**Directions for this task:**
Only the lines holding the string "JSON" are needed; copy each of them from the data.

Start of Given records

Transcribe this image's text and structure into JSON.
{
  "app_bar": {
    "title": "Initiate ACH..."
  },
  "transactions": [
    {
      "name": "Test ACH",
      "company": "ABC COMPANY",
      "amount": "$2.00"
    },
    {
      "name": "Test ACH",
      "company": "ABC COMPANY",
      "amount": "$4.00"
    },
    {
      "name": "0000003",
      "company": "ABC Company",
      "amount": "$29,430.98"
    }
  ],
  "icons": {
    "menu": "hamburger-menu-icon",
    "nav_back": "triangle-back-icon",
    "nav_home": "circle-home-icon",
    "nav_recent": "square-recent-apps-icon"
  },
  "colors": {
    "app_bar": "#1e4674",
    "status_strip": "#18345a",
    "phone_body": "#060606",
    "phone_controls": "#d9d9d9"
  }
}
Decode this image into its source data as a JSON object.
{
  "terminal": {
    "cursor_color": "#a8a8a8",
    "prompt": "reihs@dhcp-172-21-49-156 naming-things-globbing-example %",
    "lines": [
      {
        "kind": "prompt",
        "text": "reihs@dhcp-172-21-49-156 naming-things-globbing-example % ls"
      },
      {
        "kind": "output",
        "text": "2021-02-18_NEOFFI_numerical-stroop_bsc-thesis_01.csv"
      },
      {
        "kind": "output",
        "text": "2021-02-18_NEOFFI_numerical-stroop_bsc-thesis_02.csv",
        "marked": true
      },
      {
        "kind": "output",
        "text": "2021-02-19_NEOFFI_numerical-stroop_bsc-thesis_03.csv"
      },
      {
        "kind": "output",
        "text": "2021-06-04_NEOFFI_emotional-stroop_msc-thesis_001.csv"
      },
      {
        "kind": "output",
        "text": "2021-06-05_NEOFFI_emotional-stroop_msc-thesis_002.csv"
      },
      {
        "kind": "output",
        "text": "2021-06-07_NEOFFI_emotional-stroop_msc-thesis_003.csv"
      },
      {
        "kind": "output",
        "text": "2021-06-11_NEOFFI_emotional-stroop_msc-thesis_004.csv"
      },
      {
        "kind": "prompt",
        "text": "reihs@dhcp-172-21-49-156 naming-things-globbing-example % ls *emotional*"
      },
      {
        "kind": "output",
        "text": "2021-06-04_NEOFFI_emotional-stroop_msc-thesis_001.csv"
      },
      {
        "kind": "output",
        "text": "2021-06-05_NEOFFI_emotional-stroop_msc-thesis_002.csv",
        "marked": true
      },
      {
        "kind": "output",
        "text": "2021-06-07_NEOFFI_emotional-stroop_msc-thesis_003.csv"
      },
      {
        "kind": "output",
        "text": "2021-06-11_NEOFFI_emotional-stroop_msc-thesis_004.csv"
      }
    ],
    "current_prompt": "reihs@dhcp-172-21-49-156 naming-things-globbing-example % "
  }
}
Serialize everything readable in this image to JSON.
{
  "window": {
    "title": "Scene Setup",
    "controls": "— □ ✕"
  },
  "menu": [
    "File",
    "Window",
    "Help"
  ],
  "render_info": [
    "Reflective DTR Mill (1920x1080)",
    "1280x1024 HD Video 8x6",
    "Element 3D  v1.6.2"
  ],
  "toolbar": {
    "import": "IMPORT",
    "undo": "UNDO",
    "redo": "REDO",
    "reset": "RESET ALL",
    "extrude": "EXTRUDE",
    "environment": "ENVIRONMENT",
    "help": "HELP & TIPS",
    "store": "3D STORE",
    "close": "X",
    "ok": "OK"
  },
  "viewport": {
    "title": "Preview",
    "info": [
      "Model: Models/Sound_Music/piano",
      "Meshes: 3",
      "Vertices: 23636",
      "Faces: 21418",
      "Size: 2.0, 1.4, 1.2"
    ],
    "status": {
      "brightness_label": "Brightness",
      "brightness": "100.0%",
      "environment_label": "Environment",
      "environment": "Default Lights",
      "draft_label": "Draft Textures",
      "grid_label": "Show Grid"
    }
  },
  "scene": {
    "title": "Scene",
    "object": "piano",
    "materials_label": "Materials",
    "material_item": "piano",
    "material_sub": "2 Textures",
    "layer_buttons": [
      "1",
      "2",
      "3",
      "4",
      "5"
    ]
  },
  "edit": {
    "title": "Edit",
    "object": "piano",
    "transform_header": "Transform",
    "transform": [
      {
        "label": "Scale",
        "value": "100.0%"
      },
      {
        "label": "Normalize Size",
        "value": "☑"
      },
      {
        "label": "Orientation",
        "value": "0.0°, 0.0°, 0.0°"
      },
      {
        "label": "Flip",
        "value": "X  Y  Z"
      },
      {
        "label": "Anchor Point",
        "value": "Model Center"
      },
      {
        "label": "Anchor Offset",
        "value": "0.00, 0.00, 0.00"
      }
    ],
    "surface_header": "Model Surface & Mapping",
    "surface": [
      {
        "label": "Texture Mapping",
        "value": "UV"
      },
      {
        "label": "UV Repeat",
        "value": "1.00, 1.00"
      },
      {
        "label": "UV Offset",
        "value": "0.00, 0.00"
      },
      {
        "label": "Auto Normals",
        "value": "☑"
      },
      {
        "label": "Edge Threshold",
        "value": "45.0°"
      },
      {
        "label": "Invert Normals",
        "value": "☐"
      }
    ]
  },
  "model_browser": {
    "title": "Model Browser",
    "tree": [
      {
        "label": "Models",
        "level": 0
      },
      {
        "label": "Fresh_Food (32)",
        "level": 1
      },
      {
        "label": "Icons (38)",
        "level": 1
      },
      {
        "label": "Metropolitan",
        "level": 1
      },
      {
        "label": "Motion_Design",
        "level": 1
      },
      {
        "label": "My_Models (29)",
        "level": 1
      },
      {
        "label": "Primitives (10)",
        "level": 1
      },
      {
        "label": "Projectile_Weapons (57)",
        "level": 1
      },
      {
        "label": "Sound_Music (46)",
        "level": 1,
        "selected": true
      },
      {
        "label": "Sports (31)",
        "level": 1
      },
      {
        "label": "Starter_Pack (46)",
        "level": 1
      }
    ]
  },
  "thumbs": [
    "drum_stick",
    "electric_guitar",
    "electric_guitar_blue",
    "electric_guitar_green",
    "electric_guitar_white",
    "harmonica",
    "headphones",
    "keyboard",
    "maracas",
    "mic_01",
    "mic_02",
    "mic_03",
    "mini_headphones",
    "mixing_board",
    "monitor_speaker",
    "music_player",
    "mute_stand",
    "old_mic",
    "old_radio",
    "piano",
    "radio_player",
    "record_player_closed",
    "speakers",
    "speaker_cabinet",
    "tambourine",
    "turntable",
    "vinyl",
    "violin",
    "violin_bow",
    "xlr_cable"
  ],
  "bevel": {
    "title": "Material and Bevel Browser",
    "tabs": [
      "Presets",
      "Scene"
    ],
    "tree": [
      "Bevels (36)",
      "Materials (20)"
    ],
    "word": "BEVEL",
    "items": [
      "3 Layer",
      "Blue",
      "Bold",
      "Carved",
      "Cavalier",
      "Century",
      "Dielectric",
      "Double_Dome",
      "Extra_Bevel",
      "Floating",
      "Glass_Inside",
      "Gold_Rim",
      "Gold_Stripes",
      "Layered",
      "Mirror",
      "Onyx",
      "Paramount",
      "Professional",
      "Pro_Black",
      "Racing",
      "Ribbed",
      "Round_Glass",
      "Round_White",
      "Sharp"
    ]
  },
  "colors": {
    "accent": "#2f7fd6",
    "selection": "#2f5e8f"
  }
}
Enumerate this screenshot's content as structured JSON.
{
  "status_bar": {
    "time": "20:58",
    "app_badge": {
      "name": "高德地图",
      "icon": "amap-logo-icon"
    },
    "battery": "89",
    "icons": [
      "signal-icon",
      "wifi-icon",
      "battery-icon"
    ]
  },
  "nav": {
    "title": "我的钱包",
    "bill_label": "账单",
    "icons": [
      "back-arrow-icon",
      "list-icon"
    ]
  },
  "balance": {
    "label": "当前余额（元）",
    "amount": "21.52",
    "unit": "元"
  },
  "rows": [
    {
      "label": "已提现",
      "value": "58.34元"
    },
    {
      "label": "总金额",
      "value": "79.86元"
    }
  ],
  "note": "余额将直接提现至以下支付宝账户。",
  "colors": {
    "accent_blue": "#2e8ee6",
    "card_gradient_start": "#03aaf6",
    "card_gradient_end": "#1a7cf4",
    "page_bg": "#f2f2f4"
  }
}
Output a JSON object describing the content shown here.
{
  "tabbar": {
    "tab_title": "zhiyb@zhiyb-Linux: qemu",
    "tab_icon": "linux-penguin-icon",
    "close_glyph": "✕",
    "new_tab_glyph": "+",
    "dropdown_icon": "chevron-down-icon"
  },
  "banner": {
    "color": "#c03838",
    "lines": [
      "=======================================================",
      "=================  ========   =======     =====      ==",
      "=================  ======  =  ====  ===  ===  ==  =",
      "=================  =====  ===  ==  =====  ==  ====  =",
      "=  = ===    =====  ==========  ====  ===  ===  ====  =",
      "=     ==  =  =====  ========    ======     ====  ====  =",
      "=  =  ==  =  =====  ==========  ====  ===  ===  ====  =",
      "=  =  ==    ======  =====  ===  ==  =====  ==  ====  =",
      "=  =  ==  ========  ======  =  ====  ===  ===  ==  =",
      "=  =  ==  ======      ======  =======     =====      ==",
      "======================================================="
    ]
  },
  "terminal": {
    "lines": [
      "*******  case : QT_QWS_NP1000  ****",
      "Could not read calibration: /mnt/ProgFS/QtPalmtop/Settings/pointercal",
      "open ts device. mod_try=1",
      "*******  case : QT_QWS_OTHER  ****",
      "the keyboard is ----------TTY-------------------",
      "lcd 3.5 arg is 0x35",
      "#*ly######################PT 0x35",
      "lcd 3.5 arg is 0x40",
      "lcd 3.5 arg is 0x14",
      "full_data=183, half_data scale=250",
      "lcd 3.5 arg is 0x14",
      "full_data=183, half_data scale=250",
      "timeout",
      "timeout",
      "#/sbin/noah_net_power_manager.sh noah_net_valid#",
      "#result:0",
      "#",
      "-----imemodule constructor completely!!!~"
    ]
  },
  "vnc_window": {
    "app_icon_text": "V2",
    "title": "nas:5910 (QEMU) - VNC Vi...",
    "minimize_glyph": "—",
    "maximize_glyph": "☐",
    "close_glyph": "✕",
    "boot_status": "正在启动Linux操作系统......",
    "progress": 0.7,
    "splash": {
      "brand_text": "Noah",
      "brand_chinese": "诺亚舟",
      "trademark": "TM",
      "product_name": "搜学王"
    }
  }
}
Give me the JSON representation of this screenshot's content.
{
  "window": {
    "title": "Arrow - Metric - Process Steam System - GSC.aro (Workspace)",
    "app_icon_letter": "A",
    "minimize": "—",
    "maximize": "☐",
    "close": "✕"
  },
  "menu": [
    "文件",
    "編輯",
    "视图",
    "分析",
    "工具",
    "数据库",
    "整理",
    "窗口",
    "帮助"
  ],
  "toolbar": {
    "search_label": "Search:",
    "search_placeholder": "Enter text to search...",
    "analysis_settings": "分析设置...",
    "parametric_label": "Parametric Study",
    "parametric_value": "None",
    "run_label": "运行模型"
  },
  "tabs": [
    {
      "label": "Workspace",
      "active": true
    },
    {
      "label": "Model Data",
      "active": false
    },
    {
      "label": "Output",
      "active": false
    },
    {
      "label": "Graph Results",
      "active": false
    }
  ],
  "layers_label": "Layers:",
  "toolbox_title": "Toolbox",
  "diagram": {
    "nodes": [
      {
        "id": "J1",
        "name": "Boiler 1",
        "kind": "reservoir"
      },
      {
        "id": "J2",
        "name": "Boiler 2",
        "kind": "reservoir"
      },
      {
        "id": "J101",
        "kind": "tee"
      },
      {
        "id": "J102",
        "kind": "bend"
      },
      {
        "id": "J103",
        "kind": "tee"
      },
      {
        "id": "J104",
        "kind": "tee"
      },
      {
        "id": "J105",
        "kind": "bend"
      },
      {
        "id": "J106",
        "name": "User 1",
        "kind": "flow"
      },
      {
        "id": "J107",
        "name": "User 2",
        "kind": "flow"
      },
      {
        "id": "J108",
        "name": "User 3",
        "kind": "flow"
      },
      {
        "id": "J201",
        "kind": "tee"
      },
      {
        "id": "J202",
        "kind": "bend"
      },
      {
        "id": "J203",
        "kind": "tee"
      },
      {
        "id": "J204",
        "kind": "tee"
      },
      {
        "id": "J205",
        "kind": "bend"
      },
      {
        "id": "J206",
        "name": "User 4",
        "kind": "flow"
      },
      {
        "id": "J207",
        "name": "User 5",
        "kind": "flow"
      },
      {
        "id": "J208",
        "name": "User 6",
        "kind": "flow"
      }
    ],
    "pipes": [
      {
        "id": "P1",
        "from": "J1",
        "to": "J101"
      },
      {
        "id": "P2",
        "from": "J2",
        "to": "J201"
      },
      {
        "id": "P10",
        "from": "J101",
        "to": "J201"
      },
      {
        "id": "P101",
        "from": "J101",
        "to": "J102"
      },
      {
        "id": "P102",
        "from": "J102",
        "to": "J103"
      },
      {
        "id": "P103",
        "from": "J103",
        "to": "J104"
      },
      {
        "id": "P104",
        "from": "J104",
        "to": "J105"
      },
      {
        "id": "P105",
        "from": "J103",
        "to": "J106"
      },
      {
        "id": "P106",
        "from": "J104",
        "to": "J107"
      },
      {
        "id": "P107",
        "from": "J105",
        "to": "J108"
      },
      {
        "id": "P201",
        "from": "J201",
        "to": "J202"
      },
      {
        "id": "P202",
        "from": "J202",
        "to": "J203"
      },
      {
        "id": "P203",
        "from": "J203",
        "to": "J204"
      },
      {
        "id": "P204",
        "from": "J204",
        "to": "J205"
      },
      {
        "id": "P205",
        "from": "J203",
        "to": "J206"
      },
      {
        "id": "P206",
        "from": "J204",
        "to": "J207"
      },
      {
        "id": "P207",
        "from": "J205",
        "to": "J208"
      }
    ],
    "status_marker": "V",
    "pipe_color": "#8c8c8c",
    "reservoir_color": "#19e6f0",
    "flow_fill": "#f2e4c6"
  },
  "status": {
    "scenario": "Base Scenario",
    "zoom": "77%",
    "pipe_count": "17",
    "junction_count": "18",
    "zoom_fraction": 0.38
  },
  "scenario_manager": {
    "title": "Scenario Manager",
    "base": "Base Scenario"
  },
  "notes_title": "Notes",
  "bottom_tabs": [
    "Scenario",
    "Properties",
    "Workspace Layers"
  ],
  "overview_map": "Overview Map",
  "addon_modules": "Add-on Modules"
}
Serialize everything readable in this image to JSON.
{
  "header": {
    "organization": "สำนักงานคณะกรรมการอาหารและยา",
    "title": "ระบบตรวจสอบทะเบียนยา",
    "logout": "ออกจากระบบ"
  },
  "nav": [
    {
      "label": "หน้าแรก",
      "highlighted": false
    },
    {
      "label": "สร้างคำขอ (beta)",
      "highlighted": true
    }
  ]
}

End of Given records

**Solution for this task:**
Transcribe this image's text and structure into JSON.
Decode this image into its source data as a JSON object.
Serialize everything readable in this image to JSON.
Enumerate this screenshot's content as structured JSON.
Output a JSON object describing the content shown here.
Give me the JSON representation of this screenshot's content.
Serialize everything readable in this image to JSON.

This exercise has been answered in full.